## Task brief
A verbatim copy of the data below is the required output.

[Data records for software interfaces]
-- Opening Marker --

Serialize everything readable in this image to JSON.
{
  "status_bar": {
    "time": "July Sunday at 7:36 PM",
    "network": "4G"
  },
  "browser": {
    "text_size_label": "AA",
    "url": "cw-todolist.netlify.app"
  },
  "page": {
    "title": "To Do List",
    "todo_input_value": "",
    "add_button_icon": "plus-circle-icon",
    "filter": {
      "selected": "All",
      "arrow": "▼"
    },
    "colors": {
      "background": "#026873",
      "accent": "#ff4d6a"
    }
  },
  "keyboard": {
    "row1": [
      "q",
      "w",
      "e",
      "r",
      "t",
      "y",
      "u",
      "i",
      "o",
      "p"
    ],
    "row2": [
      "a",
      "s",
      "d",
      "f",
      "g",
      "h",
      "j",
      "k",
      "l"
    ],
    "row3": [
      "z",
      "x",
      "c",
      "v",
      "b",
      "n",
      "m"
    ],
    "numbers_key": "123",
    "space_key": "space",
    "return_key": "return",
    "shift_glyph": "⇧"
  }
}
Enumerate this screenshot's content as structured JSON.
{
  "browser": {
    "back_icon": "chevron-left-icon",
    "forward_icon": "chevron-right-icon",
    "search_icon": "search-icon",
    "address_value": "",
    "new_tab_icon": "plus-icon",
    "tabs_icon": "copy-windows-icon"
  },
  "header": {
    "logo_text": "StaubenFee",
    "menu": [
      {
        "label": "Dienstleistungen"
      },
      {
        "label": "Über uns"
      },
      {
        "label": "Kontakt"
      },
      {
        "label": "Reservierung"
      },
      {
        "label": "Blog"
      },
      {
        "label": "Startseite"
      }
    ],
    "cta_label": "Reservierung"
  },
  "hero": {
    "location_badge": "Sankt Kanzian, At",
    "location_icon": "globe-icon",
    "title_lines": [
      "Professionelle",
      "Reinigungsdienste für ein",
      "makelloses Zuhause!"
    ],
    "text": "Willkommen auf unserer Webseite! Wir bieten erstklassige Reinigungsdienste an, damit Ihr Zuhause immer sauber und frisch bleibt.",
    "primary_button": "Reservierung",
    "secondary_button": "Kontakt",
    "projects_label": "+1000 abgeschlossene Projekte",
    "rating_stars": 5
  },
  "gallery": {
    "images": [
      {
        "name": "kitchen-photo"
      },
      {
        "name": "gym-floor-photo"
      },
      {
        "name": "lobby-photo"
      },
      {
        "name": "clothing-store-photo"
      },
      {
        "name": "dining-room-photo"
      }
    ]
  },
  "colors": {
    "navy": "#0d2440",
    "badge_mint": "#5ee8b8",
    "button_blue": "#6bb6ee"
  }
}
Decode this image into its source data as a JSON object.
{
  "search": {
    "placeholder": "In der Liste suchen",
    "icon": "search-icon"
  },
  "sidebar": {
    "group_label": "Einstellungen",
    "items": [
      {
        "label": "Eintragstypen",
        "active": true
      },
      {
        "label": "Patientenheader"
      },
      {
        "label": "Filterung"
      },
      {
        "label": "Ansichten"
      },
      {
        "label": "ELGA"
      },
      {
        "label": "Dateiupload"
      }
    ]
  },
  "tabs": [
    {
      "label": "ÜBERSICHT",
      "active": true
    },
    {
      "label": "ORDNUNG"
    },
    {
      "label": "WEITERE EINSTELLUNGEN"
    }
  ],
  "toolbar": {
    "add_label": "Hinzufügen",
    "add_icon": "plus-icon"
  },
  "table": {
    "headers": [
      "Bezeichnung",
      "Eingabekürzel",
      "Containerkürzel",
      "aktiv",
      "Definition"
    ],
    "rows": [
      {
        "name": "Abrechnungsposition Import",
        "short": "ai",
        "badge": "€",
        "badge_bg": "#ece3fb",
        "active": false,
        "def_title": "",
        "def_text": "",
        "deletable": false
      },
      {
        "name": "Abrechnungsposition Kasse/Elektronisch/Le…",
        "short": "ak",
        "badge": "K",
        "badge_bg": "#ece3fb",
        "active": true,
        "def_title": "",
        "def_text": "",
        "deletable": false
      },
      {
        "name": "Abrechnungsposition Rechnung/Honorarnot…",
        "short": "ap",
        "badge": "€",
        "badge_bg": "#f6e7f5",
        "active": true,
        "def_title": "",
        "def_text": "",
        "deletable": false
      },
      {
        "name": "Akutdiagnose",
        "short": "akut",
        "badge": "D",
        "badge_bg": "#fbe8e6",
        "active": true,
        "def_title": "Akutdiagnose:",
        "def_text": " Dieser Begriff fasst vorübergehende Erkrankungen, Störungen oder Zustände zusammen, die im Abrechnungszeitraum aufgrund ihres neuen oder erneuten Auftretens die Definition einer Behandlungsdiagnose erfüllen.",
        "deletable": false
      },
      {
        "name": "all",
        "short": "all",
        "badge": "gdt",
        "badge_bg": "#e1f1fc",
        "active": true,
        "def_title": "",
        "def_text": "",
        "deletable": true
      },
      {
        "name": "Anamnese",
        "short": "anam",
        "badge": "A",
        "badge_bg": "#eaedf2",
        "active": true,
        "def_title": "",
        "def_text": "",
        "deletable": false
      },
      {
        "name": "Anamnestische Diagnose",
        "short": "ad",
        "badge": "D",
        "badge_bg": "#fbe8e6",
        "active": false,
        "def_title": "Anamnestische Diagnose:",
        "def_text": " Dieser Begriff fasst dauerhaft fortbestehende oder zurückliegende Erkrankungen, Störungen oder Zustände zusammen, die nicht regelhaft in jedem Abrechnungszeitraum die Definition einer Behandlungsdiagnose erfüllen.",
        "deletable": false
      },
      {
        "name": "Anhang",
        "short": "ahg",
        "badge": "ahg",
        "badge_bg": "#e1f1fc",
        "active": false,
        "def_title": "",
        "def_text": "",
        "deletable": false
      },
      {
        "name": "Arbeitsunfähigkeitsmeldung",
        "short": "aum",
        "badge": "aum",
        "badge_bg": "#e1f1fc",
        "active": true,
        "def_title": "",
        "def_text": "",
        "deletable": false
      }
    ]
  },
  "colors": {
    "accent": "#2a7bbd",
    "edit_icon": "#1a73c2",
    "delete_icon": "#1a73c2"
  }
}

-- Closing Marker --

## Result of the task
Serialize everything readable in this image to JSON.
{
  "status_bar": {
    "time": "July Sunday at 7:36 PM",
    "network": "4G"
  },
  "browser": {
    "text_size_label": "AA",
    "url": "cw-todolist.netlify.app"
  },
  "page": {
    "title": "To Do List",
    "todo_input_value": "",
    "add_button_icon": "plus-circle-icon",
    "filter": {
      "selected": "All",
      "arrow": "▼"
    },
    "colors": {
      "background": "#026873",
      "accent": "#ff4d6a"
    }
  },
  "keyboard": {
    "row1": [
      "q",
      "w",
      "e",
      "r",
      "t",
      "y",
      "u",
      "i",
      "o",
      "p"
    ],
    "row2": [
      "a",
      "s",
      "d",
      "f",
      "g",
      "h",
      "j",
      "k",
      "l"
    ],
    "row3": [
      "z",
      "x",
      "c",
      "v",
      "b",
      "n",
      "m"
    ],
    "numbers_key": "123",
    "space_key": "space",
    "return_key": "return",
    "shift_glyph": "⇧"
  }
}
Enumerate this screenshot's content as structured JSON.
{
  "browser": {
    "back_icon": "chevron-left-icon",
    "forward_icon": "chevron-right-icon",
    "search_icon": "search-icon",
    "address_value": "",
    "new_tab_icon": "plus-icon",
    "tabs_icon": "copy-windows-icon"
  },
  "header": {
    "logo_text": "StaubenFee",
    "menu": [
      {
        "label": "Dienstleistungen"
      },
      {
        "label": "Über uns"
      },
      {
        "label": "Kontakt"
      },
      {
        "label": "Reservierung"
      },
      {
        "label": "Blog"
      },
      {
        "label": "Startseite"
      }
    ],
    "cta_label": "Reservierung"
  },
  "hero": {
    "location_badge": "Sankt Kanzian, At",
    "location_icon": "globe-icon",
    "title_lines": [
      "Professionelle",
      "Reinigungsdienste für ein",
      "makelloses Zuhause!"
    ],
    "text": "Willkommen auf unserer Webseite! Wir bieten erstklassige Reinigungsdienste an, damit Ihr Zuhause immer sauber und frisch bleibt.",
    "primary_button": "Reservierung",
    "secondary_button": "Kontakt",
    "projects_label": "+1000 abgeschlossene Projekte",
    "rating_stars": 5
  },
  "gallery": {
    "images": [
      {
        "name": "kitchen-photo"
      },
      {
        "name": "gym-floor-photo"
      },
      {
        "name": "lobby-photo"
      },
      {
        "name": "clothing-store-photo"
      },
      {
        "name": "dining-room-photo"
      }
    ]
  },
  "colors": {
    "navy": "#0d2440",
    "badge_mint": "#5ee8b8",
    "button_blue": "#6bb6ee"
  }
}
Decode this image into its source data as a JSON object.
{
  "search": {
    "placeholder": "In der Liste suchen",
    "icon": "search-icon"
  },
  "sidebar": {
    "group_label": "Einstellungen",
    "items": [
      {
        "label": "Eintragstypen",
        "active": true
      },
      {
        "label": "Patientenheader"
      },
      {
        "label": "Filterung"
      },
      {
        "label": "Ansichten"
      },
      {
        "label": "ELGA"
      },
      {
        "label": "Dateiupload"
      }
    ]
  },
  "tabs": [
    {
      "label": "ÜBERSICHT",
      "active": true
    },
    {
      "label": "ORDNUNG"
    },
    {
      "label": "WEITERE EINSTELLUNGEN"
    }
  ],
  "toolbar": {
    "add_label": "Hinzufügen",
    "add_icon": "plus-icon"
  },
  "table": {
    "headers": [
      "Bezeichnung",
      "Eingabekürzel",
      "Containerkürzel",
      "aktiv",
      "Definition"
    ],
    "rows": [
      {
        "name": "Abrechnungsposition Import",
        "short": "ai",
        "badge": "€",
        "badge_bg": "#ece3fb",
        "active": false,
        "def_title": "",
        "def_text": "",
        "deletable": false
      },
      {
        "name": "Abrechnungsposition Kasse/Elektronisch/Le…",
        "short": "ak",
        "badge": "K",
        "badge_bg": "#ece3fb",
        "active": true,
        "def_title": "",
        "def_text": "",
        "deletable": false
      },
      {
        "name": "Abrechnungsposition Rechnung/Honorarnot…",
        "short": "ap",
        "badge": "€",
        "badge_bg": "#f6e7f5",
        "active": true,
        "def_title": "",
        "def_text": "",
        "deletable": false
      },
      {
        "name": "Akutdiagnose",
        "short": "akut",
        "badge": "D",
        "badge_bg": "#fbe8e6",
        "active": true,
        "def_title": "Akutdiagnose:",
        "def_text": " Dieser Begriff fasst vorübergehende Erkrankungen, Störungen oder Zustände zusammen, die im Abrechnungszeitraum aufgrund ihres neuen oder erneuten Auftretens die Definition einer Behandlungsdiagnose erfüllen.",
        "deletable": false
      },
      {
        "name": "all",
        "short": "all",
        "badge": "gdt",
        "badge_bg": "#e1f1fc",
        "active": true,
        "def_title": "",
        "def_text": "",
        "deletable": true
      },
      {
        "name": "Anamnese",
        "short": "anam",
        "badge": "A",
        "badge_bg": "#eaedf2",
        "active": true,
        "def_title": "",
        "def_text": "",
        "deletable": false
      },
      {
        "name": "Anamnestische Diagnose",
        "short": "ad",
        "badge": "D",
        "badge_bg": "#fbe8e6",
        "active": false,
        "def_title": "Anamnestische Diagnose:",
        "def_text": " Dieser Begriff fasst dauerhaft fortbestehende oder zurückliegende Erkrankungen, Störungen oder Zustände zusammen, die nicht regelhaft in jedem Abrechnungszeitraum die Definition einer Behandlungsdiagnose erfüllen.",
        "deletable": false
      },
      {
        "name": "Anhang",
        "short": "ahg",
        "badge": "ahg",
        "badge_bg": "#e1f1fc",
        "active": false,
        "def_title": "",
        "def_text": "",
        "deletable": false
      },
      {
        "name": "Arbeitsunfähigkeitsmeldung",
        "short": "aum",
        "badge": "aum",
        "badge_bg": "#e1f1fc",
        "active": true,
        "def_title": "",
        "def_text": "",
        "deletable": false
      }
    ]
  },
  "colors": {
    "accent": "#2a7bbd",
    "edit_icon": "#1a73c2",
    "delete_icon": "#1a73c2"
  }
}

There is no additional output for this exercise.